The Florida land bubble that peaked in 1925 was the biggest real estate expansion during the first half of the twentieth century, spreading far beyond the sunshine state and ending with the onslaught of the stock market crash in 1929 and the resulting Great Depression. From 1925 to 1929, home prices declined a total of 31 percent, and the unemployment rate rose to 25 percent at the peak of the Depression. In later years, there were six cyclical production-peaks of new homes (1963, 1972, 1978, 1986, 1998, and 2005) that were soon followed by busts. The United States also suffered severe periodic banking and trading crises, starting as far back as 1775.
Over a period of 233 years (1775-2008), thirty-one financial sector crises (or boom-bust cycles) have hit the United States, an average of one every eight years. In some sense, they seem the inevitable result of the country’s vast land area, which encouraged speculators to take excessive risks. Coupled with extreme and unregulated capitalism, the system often bred illogical enthusiasm for quick profits.

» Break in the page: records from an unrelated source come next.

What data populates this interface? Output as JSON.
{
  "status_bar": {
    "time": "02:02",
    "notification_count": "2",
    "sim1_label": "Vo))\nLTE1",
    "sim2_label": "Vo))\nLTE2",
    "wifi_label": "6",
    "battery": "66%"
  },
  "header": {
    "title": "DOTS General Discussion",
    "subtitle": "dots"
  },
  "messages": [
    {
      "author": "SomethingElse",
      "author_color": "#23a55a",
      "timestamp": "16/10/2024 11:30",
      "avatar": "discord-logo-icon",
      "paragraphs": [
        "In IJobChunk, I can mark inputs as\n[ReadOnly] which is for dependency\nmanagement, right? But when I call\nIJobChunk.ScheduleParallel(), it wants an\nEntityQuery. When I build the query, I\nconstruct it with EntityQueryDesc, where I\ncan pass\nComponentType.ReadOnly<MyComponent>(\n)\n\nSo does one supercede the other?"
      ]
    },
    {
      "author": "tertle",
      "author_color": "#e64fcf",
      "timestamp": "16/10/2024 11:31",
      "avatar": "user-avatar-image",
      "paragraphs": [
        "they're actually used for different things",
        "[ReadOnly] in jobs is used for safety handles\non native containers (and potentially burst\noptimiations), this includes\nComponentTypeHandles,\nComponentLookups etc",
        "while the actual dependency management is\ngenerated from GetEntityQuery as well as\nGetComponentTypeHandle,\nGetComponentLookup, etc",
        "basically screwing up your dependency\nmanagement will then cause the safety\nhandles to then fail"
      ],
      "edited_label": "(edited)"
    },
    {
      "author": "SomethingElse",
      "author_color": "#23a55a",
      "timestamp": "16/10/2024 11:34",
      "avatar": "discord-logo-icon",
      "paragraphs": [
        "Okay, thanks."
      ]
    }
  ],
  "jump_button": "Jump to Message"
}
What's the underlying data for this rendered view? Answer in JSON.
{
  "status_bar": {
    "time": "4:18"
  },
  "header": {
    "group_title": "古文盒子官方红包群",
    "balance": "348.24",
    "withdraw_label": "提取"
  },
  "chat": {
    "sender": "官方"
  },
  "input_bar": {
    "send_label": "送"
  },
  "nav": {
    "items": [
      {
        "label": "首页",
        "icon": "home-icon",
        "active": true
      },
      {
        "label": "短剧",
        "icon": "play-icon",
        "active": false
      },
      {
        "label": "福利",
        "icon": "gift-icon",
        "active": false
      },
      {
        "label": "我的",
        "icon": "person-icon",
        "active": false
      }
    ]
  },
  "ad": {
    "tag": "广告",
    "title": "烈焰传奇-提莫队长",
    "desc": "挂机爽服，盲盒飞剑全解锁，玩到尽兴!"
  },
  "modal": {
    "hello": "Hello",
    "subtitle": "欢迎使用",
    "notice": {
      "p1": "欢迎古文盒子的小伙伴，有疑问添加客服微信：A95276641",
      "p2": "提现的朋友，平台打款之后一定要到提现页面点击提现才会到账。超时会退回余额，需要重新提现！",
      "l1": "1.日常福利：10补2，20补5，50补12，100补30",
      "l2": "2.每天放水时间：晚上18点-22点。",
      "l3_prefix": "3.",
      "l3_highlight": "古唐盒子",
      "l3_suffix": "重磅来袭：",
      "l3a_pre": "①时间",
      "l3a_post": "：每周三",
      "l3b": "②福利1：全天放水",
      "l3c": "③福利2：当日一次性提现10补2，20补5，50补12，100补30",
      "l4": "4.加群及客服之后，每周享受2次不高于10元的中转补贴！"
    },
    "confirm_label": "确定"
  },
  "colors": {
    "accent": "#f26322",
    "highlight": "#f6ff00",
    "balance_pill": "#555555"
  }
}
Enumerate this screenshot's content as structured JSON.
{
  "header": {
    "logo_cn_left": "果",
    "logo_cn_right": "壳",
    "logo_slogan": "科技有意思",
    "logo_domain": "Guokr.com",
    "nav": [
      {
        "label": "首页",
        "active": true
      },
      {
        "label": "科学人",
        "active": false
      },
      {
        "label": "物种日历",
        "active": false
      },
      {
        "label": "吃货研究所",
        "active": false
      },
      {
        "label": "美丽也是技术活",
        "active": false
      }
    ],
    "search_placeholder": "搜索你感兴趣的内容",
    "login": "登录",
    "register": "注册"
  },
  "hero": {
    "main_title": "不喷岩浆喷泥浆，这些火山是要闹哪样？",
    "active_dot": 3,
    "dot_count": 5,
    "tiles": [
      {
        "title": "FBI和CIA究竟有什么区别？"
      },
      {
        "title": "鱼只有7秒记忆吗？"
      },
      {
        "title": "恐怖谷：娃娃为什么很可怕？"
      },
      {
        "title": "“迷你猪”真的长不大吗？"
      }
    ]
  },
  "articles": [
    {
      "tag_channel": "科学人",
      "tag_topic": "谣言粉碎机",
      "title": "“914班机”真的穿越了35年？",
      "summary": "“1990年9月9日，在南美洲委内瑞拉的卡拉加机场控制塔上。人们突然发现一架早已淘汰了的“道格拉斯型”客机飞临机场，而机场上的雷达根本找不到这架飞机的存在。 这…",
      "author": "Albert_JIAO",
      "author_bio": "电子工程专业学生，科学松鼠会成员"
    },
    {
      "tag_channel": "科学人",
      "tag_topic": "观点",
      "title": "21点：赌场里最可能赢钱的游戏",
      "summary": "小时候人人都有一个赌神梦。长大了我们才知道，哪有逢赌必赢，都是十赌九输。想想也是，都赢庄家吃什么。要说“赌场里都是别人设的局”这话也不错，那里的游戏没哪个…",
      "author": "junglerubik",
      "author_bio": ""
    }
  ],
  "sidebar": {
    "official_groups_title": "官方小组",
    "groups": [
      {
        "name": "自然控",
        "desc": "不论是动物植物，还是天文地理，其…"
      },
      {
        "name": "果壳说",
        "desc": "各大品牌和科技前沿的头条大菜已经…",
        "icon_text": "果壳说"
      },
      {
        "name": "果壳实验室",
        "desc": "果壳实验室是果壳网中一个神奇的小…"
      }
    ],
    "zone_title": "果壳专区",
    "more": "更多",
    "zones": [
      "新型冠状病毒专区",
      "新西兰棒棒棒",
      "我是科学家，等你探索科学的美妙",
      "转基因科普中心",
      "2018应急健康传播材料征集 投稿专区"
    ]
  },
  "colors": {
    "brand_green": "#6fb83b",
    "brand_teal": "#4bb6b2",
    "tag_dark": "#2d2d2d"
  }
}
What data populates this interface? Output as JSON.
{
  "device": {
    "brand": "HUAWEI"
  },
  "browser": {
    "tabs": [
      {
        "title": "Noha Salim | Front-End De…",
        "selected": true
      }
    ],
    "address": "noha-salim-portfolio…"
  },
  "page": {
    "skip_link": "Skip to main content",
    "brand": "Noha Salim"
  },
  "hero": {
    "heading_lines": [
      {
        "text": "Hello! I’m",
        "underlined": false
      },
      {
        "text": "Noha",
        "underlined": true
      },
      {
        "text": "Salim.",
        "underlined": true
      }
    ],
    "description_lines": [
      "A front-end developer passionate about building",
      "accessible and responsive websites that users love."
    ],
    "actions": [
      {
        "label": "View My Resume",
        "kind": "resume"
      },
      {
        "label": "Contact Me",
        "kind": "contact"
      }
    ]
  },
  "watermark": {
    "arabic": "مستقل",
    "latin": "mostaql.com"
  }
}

As such, future financial shocks are assured. It’s part of the American existence. Although very few people know when or how the next crisis will hit, it could be related to the Internet (thin cyber-attacks), war, environmental disasters, European sovereign debt defaults, a massive sell of a Treasuries by the Chinese, a commodity-price crash, or the US government’s daunting fiscal challenges. It’s impossible to accurately predict how these ultra-complex and interrelated factors will play out in the future.
Technology played a vital part in delivering the economic and cultural good times that most of America enjoyed since the 1920s. Henry Ford blazed the way with his Model T, selling more than fifteen million of them by 1927. The automobile’s popularity and the construction of roads and highways – pouring fresh public funds into the economy – brought tremendous economic prosperity and a new love affair with spending. Canned foods, ready-made clothing, and household appliances, for example, liberated women from much household drudgery. The influence of Ford’s methods of mass production and efficiency also enable other industries to produce a huge variety of consumer appliances.
After World War II, there was a boom in general aviation, both private and commercial, as thousands of pilots were released from military service and many inexpensive war-surplus transport and training aircraft became available.